The ways that well-being is used as a political tool to change people’s behaviours and practices can actually have a negative effect on how people feel about themselves. This was echoed by someone in the audience at the Tate, who questioned why she no longer felt that it was seen as OK that she didn’t feel great all the time. My findings show that this is increasingly the case; that people feel responsible for not demonstrating well-being in their day-to-day lives, and that they feel shame as a consequence. This is contrary to policy expectations, as the increasing awareness of mental health issues and the political importance of well-being should be reducing, rather than exasperating this problem.

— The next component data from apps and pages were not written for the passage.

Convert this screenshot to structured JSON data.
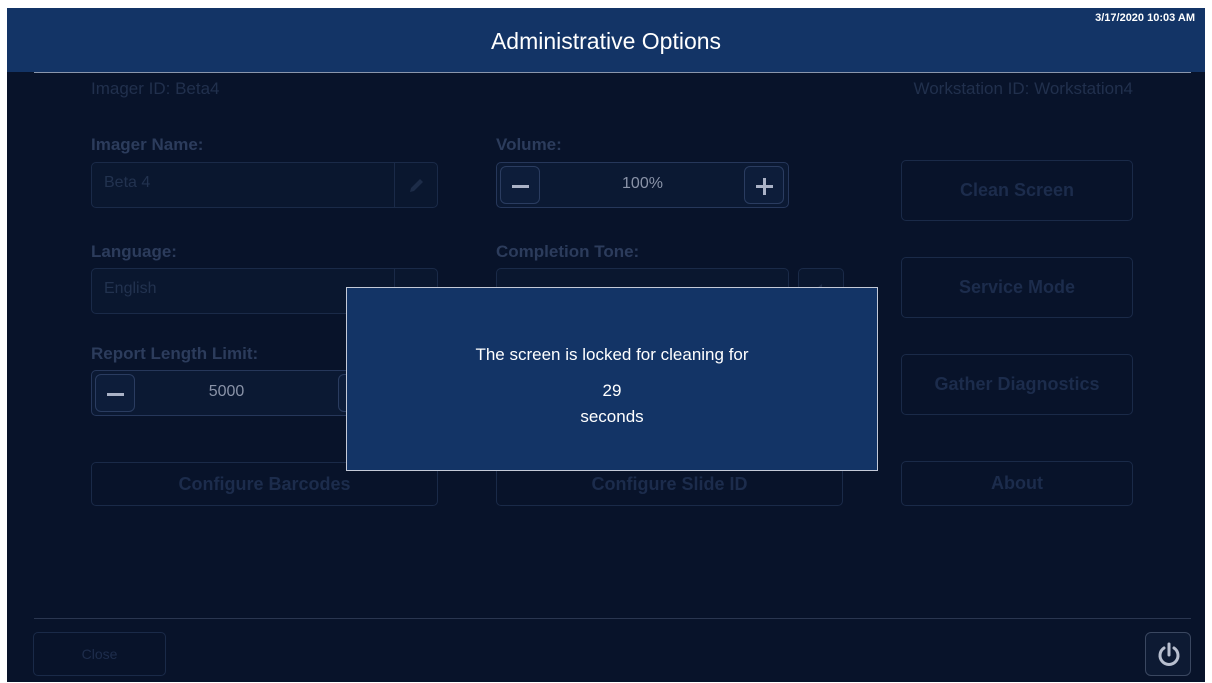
{
  "header": {
    "title": "Administrative Options",
    "datetime": "3/17/2020 10:03 AM"
  },
  "info": {
    "imager_id": "Imager ID: Beta4",
    "workstation_id": "Workstation ID: Workstation4"
  },
  "imager_name": {
    "label": "Imager Name:",
    "value": "Beta 4"
  },
  "language": {
    "label": "Language:",
    "value": "English"
  },
  "report_length": {
    "label": "Report Length Limit:",
    "value": "5000"
  },
  "volume": {
    "label": "Volume:",
    "value": "100%"
  },
  "completion_tone": {
    "label": "Completion Tone:",
    "value": ""
  },
  "buttons": {
    "clean_screen": "Clean Screen",
    "service_mode": "Service Mode",
    "gather_diagnostics": "Gather Diagnostics",
    "about": "About",
    "configure_barcodes": "Configure Barcodes",
    "configure_slide_id": "Configure Slide ID",
    "close": "Close"
  },
  "modal": {
    "line1": "The screen is locked for cleaning for",
    "seconds": "29",
    "line3": "seconds"
  },
  "icons": {
    "pencil": "pencil-icon",
    "minus": "minus-icon",
    "plus": "plus-icon",
    "power": "power-icon",
    "speaker": "speaker-icon",
    "chevron": "chevron-down-icon"
  },
  "colors": {
    "header": "#133466",
    "background": "#08132a",
    "modal": "#133466"
  }
}
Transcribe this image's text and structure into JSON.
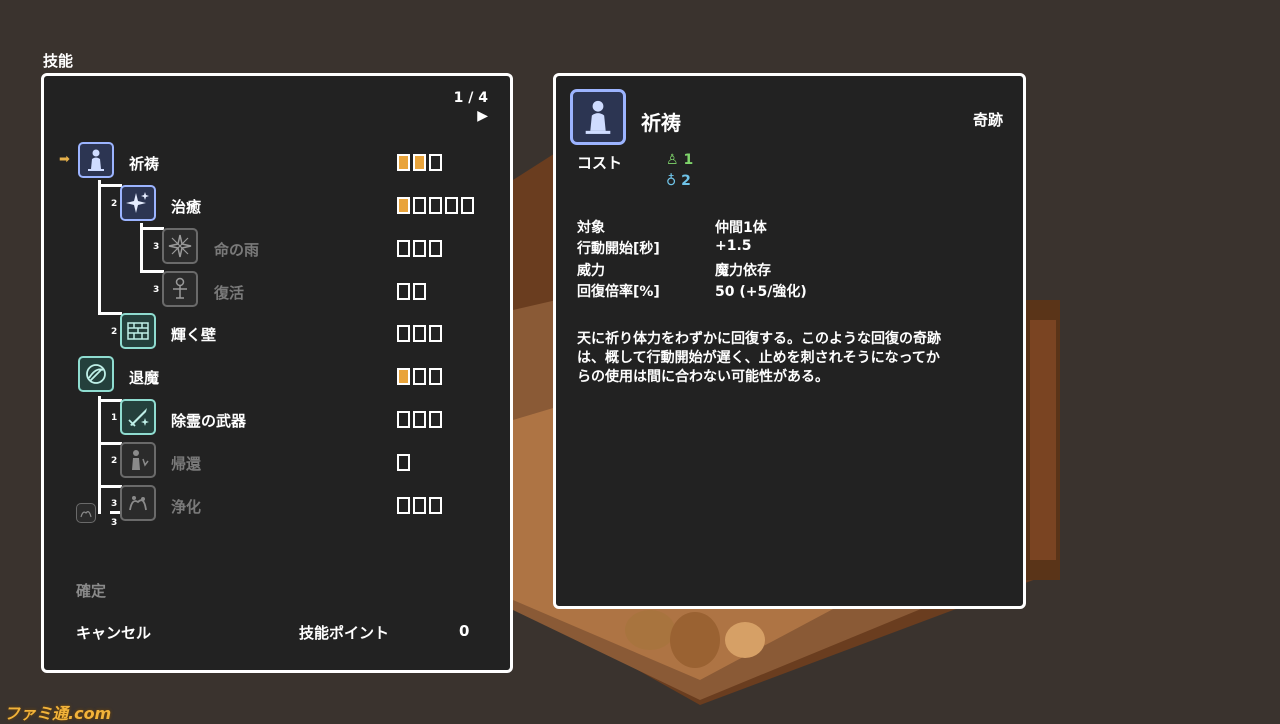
{
  "screen_title": "技能",
  "skill_panel": {
    "page_indicator": "1 / 4",
    "page_next_icon": "▶",
    "cursor_icon": "➡",
    "skills": [
      {
        "name": "祈祷",
        "icon": "prayer-icon",
        "level": "",
        "gauge_total": 3,
        "gauge_filled": 2,
        "dim": false,
        "color": "blue"
      },
      {
        "name": "治癒",
        "icon": "sparkle-icon",
        "level": "2",
        "gauge_total": 5,
        "gauge_filled": 1,
        "dim": false,
        "color": "blue"
      },
      {
        "name": "命の雨",
        "icon": "starburst-icon",
        "level": "3",
        "gauge_total": 3,
        "gauge_filled": 0,
        "dim": true,
        "color": "grey"
      },
      {
        "name": "復活",
        "icon": "revive-icon",
        "level": "3",
        "gauge_total": 2,
        "gauge_filled": 0,
        "dim": true,
        "color": "grey"
      },
      {
        "name": "輝く壁",
        "icon": "wall-icon",
        "level": "2",
        "gauge_total": 3,
        "gauge_filled": 0,
        "dim": false,
        "color": "teal"
      },
      {
        "name": "退魔",
        "icon": "exorcism-icon",
        "level": "",
        "gauge_total": 3,
        "gauge_filled": 1,
        "dim": false,
        "color": "teal"
      },
      {
        "name": "除霊の武器",
        "icon": "holy-sword-icon",
        "level": "1",
        "gauge_total": 3,
        "gauge_filled": 0,
        "dim": false,
        "color": "teal"
      },
      {
        "name": "帰還",
        "icon": "return-icon",
        "level": "2",
        "gauge_total": 1,
        "gauge_filled": 0,
        "dim": true,
        "color": "grey"
      },
      {
        "name": "浄化",
        "icon": "purify-icon",
        "level": "3",
        "gauge_total": 3,
        "gauge_filled": 0,
        "dim": true,
        "color": "grey"
      }
    ],
    "extra_level": "3",
    "confirm_label": "確定",
    "cancel_label": "キャンセル",
    "points_label": "技能ポイント",
    "points_value": "0"
  },
  "detail": {
    "title": "祈祷",
    "category": "奇跡",
    "cost_label": "コスト",
    "cost_stamina": "1",
    "cost_mana": "2",
    "stats": [
      {
        "label": "対象",
        "value": "仲間1体"
      },
      {
        "label": "行動開始[秒]",
        "value": "+1.5"
      },
      {
        "label": "威力",
        "value": "魔力依存"
      },
      {
        "label": "回復倍率[%]",
        "value": "50 (+5/強化)"
      }
    ],
    "description_lines": [
      "天に祈り体力をわずかに回復する。このような回復の奇跡",
      "は、概して行動開始が遅く、止めを刺されそうになってか",
      "らの使用は間に合わない可能性がある。"
    ]
  },
  "watermark": "ファミ通.com",
  "colors": {
    "accent": "#e9a43b",
    "panel": "#222222",
    "icon_blue": "#9cb4ff",
    "icon_teal": "#8fdcd0"
  }
}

Some of the best culture comes from being unhappy, suggested one respondent, and this moved into a discussion point on the importance of sub-cultural forms to well-being, with punk being at the forefront of the conversation. These cultural forms tend to subvert the norms of cultural representation (at least in their early days) and contend that you actually don’t have to appear like you are thriving all the time to others. Political voice and expression is prominent in much of the well-being literature, and so spaces where you are able to express that you are unhappy with the system, or reject dominant systems, is a key aspect of well-being that is often overlooked.
Nick picked up on how my presentation centred on an idea of well-being that had been institutionalised. He posited that well-being should be thought of as disruptive – in a good way. This has left me thinking about Dave Beer’s Punk Sociology, which uses a punk ethos to inspire sociology and to cultivate a vibrant future for the discipline. I wondered whether both cultural policy and well-being disciplines could benefit from such an approach in order to address their indulgent, self-congratulatory elements which are wrapped up in their own sense of self importance. I would argue these characteristics limit the capacity for change that these disciplines can effect in their current forms.

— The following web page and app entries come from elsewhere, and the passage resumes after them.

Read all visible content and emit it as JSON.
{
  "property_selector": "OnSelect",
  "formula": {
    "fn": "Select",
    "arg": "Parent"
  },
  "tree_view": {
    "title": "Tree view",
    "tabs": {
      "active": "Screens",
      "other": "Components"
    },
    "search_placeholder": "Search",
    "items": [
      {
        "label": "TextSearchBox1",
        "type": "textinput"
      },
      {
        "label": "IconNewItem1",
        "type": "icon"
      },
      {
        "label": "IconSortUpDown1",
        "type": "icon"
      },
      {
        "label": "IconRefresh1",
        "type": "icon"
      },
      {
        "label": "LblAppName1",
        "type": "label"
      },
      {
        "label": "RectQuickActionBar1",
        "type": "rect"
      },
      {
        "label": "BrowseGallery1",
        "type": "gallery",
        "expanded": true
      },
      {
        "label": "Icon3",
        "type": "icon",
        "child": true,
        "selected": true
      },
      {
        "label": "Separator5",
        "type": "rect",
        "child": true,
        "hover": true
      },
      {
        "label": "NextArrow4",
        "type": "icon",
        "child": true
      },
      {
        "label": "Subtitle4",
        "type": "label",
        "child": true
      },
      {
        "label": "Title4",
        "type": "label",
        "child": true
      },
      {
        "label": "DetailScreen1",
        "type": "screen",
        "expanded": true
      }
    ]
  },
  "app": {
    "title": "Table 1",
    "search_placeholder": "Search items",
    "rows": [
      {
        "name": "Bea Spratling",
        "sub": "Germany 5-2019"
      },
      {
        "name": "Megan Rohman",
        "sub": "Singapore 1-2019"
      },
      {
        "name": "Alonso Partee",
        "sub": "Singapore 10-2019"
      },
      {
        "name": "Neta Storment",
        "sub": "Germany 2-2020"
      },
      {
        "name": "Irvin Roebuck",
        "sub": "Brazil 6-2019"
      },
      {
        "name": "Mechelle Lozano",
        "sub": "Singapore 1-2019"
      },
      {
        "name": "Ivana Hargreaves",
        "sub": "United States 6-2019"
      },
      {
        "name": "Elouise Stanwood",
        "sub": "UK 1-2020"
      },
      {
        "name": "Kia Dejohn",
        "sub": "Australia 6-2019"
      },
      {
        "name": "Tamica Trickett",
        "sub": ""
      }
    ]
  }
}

The institutionalisation of well-being and culture has led to a stereotypical idea of what their relationship is and can be. The conversations at Tate Liverpool last Friday showed that across the diversity of professions using a form of culture in some way to effect an idea of well-being, there are a broad range of practices and interpretations of cultural policy for social good. While this is not a wholly new conversation, the day highlighted – for me – the need to continue to converse across boundaries of place, discipline and practice, and to continue to work with and not against different approaches. Only then can we break down the temples of culture to think about what positive social change might be, and culture’s various roles in that.
Today, I propose that as with any stereotype of marriage, the culture-well-being relationship is often an unrealistic portrayal. That if culture is seen as the subservient spouse, then it often has greater responsibility to the relationship than assumed from the outside, much as the stereotypical wife of any powerful man. Conventional representations also tend to ignore how internal dynamics change as the relationship evolves over its life course, as it has to addresses problems and stressors outside the relationship. Well-being’s importance as a policy tool is based on how it is presented as an alternative measure of progress, and I am interested in well-being’s progression as a policy tool; and how, perhaps culture is less about mopping up behind well-being, and instead clearing the way for this to well-being’s advancement.